• Work task: The answer must be the full listing, reproduced without any change.
------------------------------------
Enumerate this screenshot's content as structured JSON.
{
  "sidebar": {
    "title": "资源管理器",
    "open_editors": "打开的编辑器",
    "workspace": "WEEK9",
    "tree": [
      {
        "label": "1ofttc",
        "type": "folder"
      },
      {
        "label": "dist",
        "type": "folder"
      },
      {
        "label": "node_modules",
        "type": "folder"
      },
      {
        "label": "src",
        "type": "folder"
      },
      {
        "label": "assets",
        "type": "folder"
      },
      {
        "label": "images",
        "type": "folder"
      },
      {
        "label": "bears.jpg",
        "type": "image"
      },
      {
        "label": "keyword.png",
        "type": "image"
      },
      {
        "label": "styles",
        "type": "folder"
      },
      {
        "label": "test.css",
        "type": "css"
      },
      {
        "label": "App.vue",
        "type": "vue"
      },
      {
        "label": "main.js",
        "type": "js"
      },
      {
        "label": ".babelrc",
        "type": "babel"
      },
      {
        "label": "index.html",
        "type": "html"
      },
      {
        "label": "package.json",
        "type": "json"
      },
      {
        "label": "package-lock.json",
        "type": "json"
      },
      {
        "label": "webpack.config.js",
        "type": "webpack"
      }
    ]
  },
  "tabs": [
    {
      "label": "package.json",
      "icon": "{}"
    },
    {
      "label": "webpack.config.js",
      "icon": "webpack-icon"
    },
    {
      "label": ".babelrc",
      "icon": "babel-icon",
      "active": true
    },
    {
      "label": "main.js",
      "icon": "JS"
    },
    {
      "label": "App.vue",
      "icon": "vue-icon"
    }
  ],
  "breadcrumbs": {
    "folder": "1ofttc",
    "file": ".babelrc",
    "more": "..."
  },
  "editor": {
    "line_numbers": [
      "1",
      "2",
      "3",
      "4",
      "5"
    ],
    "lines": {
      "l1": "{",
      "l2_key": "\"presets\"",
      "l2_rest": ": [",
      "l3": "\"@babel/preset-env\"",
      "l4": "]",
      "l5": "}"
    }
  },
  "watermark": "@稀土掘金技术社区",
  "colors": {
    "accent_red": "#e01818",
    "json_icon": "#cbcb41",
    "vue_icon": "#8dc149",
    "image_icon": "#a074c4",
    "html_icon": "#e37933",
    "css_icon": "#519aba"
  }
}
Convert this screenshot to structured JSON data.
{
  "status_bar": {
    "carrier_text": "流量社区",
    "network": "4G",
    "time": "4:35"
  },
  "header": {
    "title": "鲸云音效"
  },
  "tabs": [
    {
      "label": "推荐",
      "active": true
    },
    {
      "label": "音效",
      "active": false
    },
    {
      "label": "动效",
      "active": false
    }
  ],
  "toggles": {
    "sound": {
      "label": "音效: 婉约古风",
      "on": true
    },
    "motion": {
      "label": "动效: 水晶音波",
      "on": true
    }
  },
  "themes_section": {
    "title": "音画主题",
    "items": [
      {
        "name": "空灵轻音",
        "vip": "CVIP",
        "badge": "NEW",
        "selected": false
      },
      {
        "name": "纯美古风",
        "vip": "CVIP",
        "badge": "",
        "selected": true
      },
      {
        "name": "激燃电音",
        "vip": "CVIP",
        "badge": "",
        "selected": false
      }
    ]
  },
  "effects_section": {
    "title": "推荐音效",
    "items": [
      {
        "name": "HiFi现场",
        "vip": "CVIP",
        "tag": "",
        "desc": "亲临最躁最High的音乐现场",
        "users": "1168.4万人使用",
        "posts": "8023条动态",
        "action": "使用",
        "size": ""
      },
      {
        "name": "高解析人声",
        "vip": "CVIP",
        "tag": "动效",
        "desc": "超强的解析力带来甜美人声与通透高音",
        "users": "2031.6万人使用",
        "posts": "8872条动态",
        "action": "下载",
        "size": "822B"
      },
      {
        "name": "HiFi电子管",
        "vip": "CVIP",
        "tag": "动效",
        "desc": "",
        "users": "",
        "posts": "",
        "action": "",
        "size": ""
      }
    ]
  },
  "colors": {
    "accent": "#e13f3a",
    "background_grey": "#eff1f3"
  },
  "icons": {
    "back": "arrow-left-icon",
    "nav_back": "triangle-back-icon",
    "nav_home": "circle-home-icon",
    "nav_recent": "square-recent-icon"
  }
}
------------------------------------
• Answer section:
Enumerate this screenshot's content as structured JSON.
{
  "sidebar": {
    "title": "资源管理器",
    "open_editors": "打开的编辑器",
    "workspace": "WEEK9",
    "tree": [
      {
        "label": "1ofttc",
        "type": "folder"
      },
      {
        "label": "dist",
        "type": "folder"
      },
      {
        "label": "node_modules",
        "type": "folder"
      },
      {
        "label": "src",
        "type": "folder"
      },
      {
        "label": "assets",
        "type": "folder"
      },
      {
        "label": "images",
        "type": "folder"
      },
      {
        "label": "bears.jpg",
        "type": "image"
      },
      {
        "label": "keyword.png",
        "type": "image"
      },
      {
        "label": "styles",
        "type": "folder"
      },
      {
        "label": "test.css",
        "type": "css"
      },
      {
        "label": "App.vue",
        "type": "vue"
      },
      {
        "label": "main.js",
        "type": "js"
      },
      {
        "label": ".babelrc",
        "type": "babel"
      },
      {
        "label": "index.html",
        "type": "html"
      },
      {
        "label": "package.json",
        "type": "json"
      },
      {
        "label": "package-lock.json",
        "type": "json"
      },
      {
        "label": "webpack.config.js",
        "type": "webpack"
      }
    ]
  },
  "tabs": [
    {
      "label": "package.json",
      "icon": "{}"
    },
    {
      "label": "webpack.config.js",
      "icon": "webpack-icon"
    },
    {
      "label": ".babelrc",
      "icon": "babel-icon",
      "active": true
    },
    {
      "label": "main.js",
      "icon": "JS"
    },
    {
      "label": "App.vue",
      "icon": "vue-icon"
    }
  ],
  "breadcrumbs": {
    "folder": "1ofttc",
    "file": ".babelrc",
    "more": "..."
  },
  "editor": {
    "line_numbers": [
      "1",
      "2",
      "3",
      "4",
      "5"
    ],
    "lines": {
      "l1": "{",
      "l2_key": "\"presets\"",
      "l2_rest": ": [",
      "l3": "\"@babel/preset-env\"",
      "l4": "]",
      "l5": "}"
    }
  },
  "watermark": "@稀土掘金技术社区",
  "colors": {
    "accent_red": "#e01818",
    "json_icon": "#cbcb41",
    "vue_icon": "#8dc149",
    "image_icon": "#a074c4",
    "html_icon": "#e37933",
    "css_icon": "#519aba"
  }
}
Convert this screenshot to structured JSON data.
{
  "status_bar": {
    "carrier_text": "流量社区",
    "network": "4G",
    "time": "4:35"
  },
  "header": {
    "title": "鲸云音效"
  },
  "tabs": [
    {
      "label": "推荐",
      "active": true
    },
    {
      "label": "音效",
      "active": false
    },
    {
      "label": "动效",
      "active": false
    }
  ],
  "toggles": {
    "sound": {
      "label": "音效: 婉约古风",
      "on": true
    },
    "motion": {
      "label": "动效: 水晶音波",
      "on": true
    }
  },
  "themes_section": {
    "title": "音画主题",
    "items": [
      {
        "name": "空灵轻音",
        "vip": "CVIP",
        "badge": "NEW",
        "selected": false
      },
      {
        "name": "纯美古风",
        "vip": "CVIP",
        "badge": "",
        "selected": true
      },
      {
        "name": "激燃电音",
        "vip": "CVIP",
        "badge": "",
        "selected": false
      }
    ]
  },
  "effects_section": {
    "title": "推荐音效",
    "items": [
      {
        "name": "HiFi现场",
        "vip": "CVIP",
        "tag": "",
        "desc": "亲临最躁最High的音乐现场",
        "users": "1168.4万人使用",
        "posts": "8023条动态",
        "action": "使用",
        "size": ""
      },
      {
        "name": "高解析人声",
        "vip": "CVIP",
        "tag": "动效",
        "desc": "超强的解析力带来甜美人声与通透高音",
        "users": "2031.6万人使用",
        "posts": "8872条动态",
        "action": "下载",
        "size": "822B"
      },
      {
        "name": "HiFi电子管",
        "vip": "CVIP",
        "tag": "动效",
        "desc": "",
        "users": "",
        "posts": "",
        "action": "",
        "size": ""
      }
    ]
  },
  "colors": {
    "accent": "#e13f3a",
    "background_grey": "#eff1f3"
  },
  "icons": {
    "back": "arrow-left-icon",
    "nav_back": "triangle-back-icon",
    "nav_home": "circle-home-icon",
    "nav_recent": "square-recent-icon"
  }
}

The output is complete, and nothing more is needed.